Report of Col. Abraham M. Hare, Eleventh Iowa Infantry, commanding First Brigade.
HEADQUARTERS FIRST BRIGADE, FIRST DIVISION,
Pittsburg, Tenn., April 8, 1862.
SIR: I have the honor to report the part taken by the First Brigade of the First Division in the engagement with the enemy on the 6th instant.
Early in the morning of the 6th, upon the alarm being given, the brigade, composed of the Eighth and Eighteenth Regiments Illinois Infantry, the Eleventh and Thirteenth Regiments Iowa Infantry, and Dresser's battery, were formed in the open field in front of their respective encampments. I received orders about 8 o’clock a.m. to move three regiments to the left of the Second Brigade. The Eighth and Eighteenth Illinois and Thirteenth Iowa were accordingly ordered to form in line of battle in that position, and moving in double-quick formed in good order in a skirt of woods bordering on a field, the Eighteenth Illinois on the left and the Thirteenth Iowa on the right. At the same time I was ordered to form a regiment on the right of the Second Brigade, which position, by my orders, the Eleventh Iowa, under command of Lieutenant-Colonel Hall, immediately took, and, with a battery, formed a reserve for the time being. After seeing the order executed I joined the three regiments at their position on the left, as above stated. Upon arriving at that point I found this portion of my brigade there formed under the fire of the enemy's cannon and musketry. On the right was a battery of our guns, supported by infantry still on its right. Against this battery the principal fire of the enemy was directed, and large bodies of infantry were moving around the field in its direction. A charge being made by these bodies of the enemy's infantry, directed upon the battery and our infantry on the right, they broke and retired in great disorder. Seeing the enemy approaching in great numbers, and our troops on the right having given way, my regiments also broke and retired in confusion.
Having retired to the distance of about 100 yards I succeeded, with the assistance of the field officers of my regiments, in rallying them and forming them in line in the same order as before. Here we maintained our position in good order, under a constant fire of the enemy, until 12 o’clock m., when, discovering that the enemy were approaching in great numbers, and that our troops on the right and left had retired, I ordered my regiments to retire and take up a new position about 200 yards to rear, which they did in good order and without confusion. We remained in this position, repelling charge after charge of the enemy, until 4.30 o'clock p.m., all the officers and men behaving with the greatest gallantry. At that hour, my regiments having exhausted their ammunition and great numbers of them having been killed and wounded and the forces on my fight and left having retired, I again ordered them to fall back, which was done in good order as before. At this time I received a severe wound in the hand and arm, which compelled me to retire from the field.

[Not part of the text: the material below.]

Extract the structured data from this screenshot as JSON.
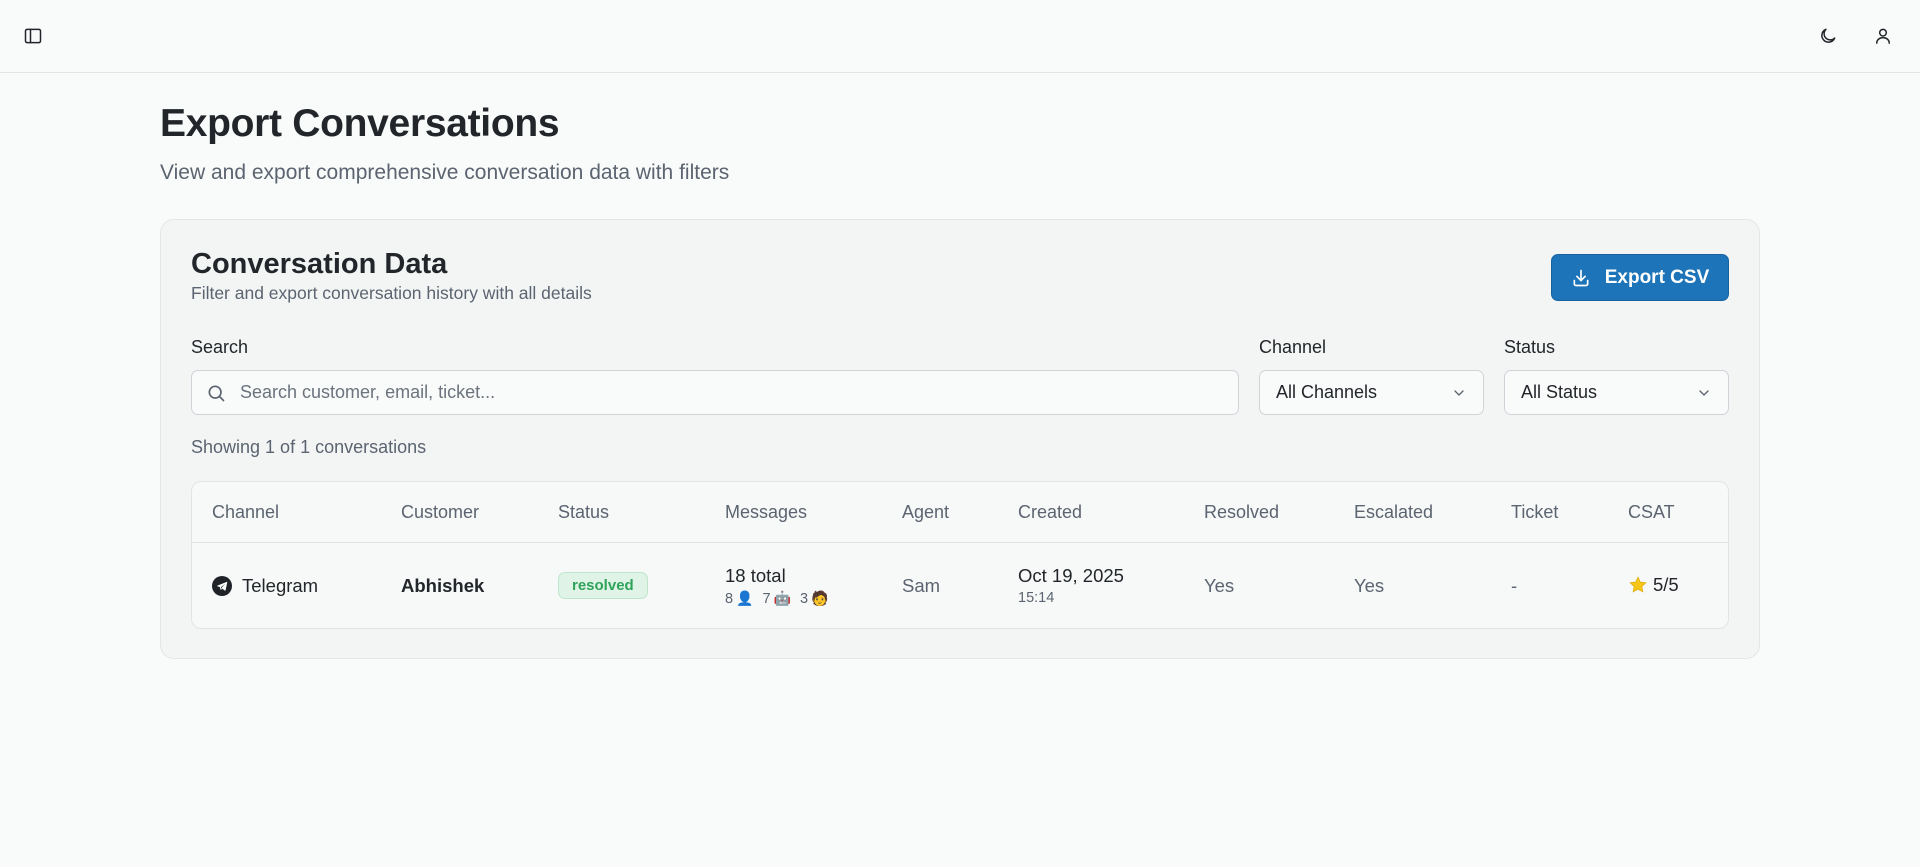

Dresser's battery and my own regiment, the Eleventh Iowa, I did not see after they took their position in the morning, but I am satisfied that they behaved with great gallantry, and their reports, herewith submitted, fully attest the bravery with which they acted.
To Lieut. Col. William Hall, who commanded the Eleventh Iowa, great praise is due for the bravery and skill shown by him on the field of action. Major Abercrombie, of the Eleventh Iowa, who was wounded severely during the early part of the engagement, displayed that coolness and bravery which characterize a good soldier.
To Col. M. M. Crocker, of the Thirteenth Iowa Volunteers, I wish to call especial attention. The coolness and bravery displayed by him on the field of battle during the entire action of the 6th, the skill with which he maneuvered his men, and the example of daring and disregard to danger by which he inspired them to do their duty and stand by their colors, show him to be possessed of the highest qualities of a commander, and entitle him to speedy promotion. His adjutant, Lieutenant Wilson, who accompanied him on the field during the day and shared all its dangers, I wish to mention as the bravest of the brave.
Capt. William H. Harvey, of Company K, Eighth Illinois, was instantly killed while commanding his regiment, and died the death of a brave man. Capt. Robert H. Sturgess, of Company H, took command of the regiment and led them gallantly through the day. Maj. Samuel Eaton was badly wounded while commanding his regiment – the Eighteenth Illinois. Capt. D. H. Brush, next in command, was soon after also severely wounded. Captain Dillon, of Company C, arrived on the field at this moment and took command, but was almost instantly killed. From that time the regiment was led on by Captain Anderson, who did his duty nobly.
My thanks are due to my volunteer aide, Lieutenant Caldwell, of General Oglesby's staff, who assisted me during the day; and I express my very great obligations to my adjutant, C. Cadle, Jr., who accompanied me on the field and rendered me most efficient service, and during the whole action, by his promptness, energy, and activity, exhibited all the best qualities of a soldier.
Colonel, Commanding Brigade.
Maj. M. BRAYMAN, Assistant Adjutant-General.
SOURCE: The War of the Rebellion: A Compilation of the Official Records of the Union and Confederate Armies, Series I, Volume X (Serial No. 10), Part I, pages 123-5